# [Work to be completed]
Given the records that follow, return each one verbatim.

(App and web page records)
# # # # # # #
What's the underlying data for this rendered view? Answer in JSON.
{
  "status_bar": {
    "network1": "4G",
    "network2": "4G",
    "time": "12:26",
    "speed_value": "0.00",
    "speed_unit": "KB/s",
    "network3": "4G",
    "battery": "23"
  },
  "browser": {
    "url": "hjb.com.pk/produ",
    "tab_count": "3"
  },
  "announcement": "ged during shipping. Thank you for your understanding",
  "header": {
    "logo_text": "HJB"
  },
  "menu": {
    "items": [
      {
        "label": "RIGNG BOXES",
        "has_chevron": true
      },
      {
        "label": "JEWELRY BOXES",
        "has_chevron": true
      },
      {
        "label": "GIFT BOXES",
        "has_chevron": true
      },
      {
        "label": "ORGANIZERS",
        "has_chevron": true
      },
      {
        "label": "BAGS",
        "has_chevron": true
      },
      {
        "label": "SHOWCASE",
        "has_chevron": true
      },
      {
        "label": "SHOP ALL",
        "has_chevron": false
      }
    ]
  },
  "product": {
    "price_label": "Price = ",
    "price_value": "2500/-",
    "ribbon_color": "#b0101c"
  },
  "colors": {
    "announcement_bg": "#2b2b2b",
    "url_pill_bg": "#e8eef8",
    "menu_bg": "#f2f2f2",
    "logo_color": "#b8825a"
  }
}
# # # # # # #
# [Written solution]
What's the underlying data for this rendered view? Answer in JSON.
{
  "status_bar": {
    "network1": "4G",
    "network2": "4G",
    "time": "12:26",
    "speed_value": "0.00",
    "speed_unit": "KB/s",
    "network3": "4G",
    "battery": "23"
  },
  "browser": {
    "url": "hjb.com.pk/produ",
    "tab_count": "3"
  },
  "announcement": "ged during shipping. Thank you for your understanding",
  "header": {
    "logo_text": "HJB"
  },
  "menu": {
    "items": [
      {
        "label": "RIGNG BOXES",
        "has_chevron": true
      },
      {
        "label": "JEWELRY BOXES",
        "has_chevron": true
      },
      {
        "label": "GIFT BOXES",
        "has_chevron": true
      },
      {
        "label": "ORGANIZERS",
        "has_chevron": true
      },
      {
        "label": "BAGS",
        "has_chevron": true
      },
      {
        "label": "SHOWCASE",
        "has_chevron": true
      },
      {
        "label": "SHOP ALL",
        "has_chevron": false
      }
    ]
  },
  "product": {
    "price_label": "Price = ",
    "price_value": "2500/-",
    "ribbon_color": "#b0101c"
  },
  "colors": {
    "announcement_bg": "#2b2b2b",
    "url_pill_bg": "#e8eef8",
    "menu_bg": "#f2f2f2",
    "logo_color": "#b8825a"
  }
}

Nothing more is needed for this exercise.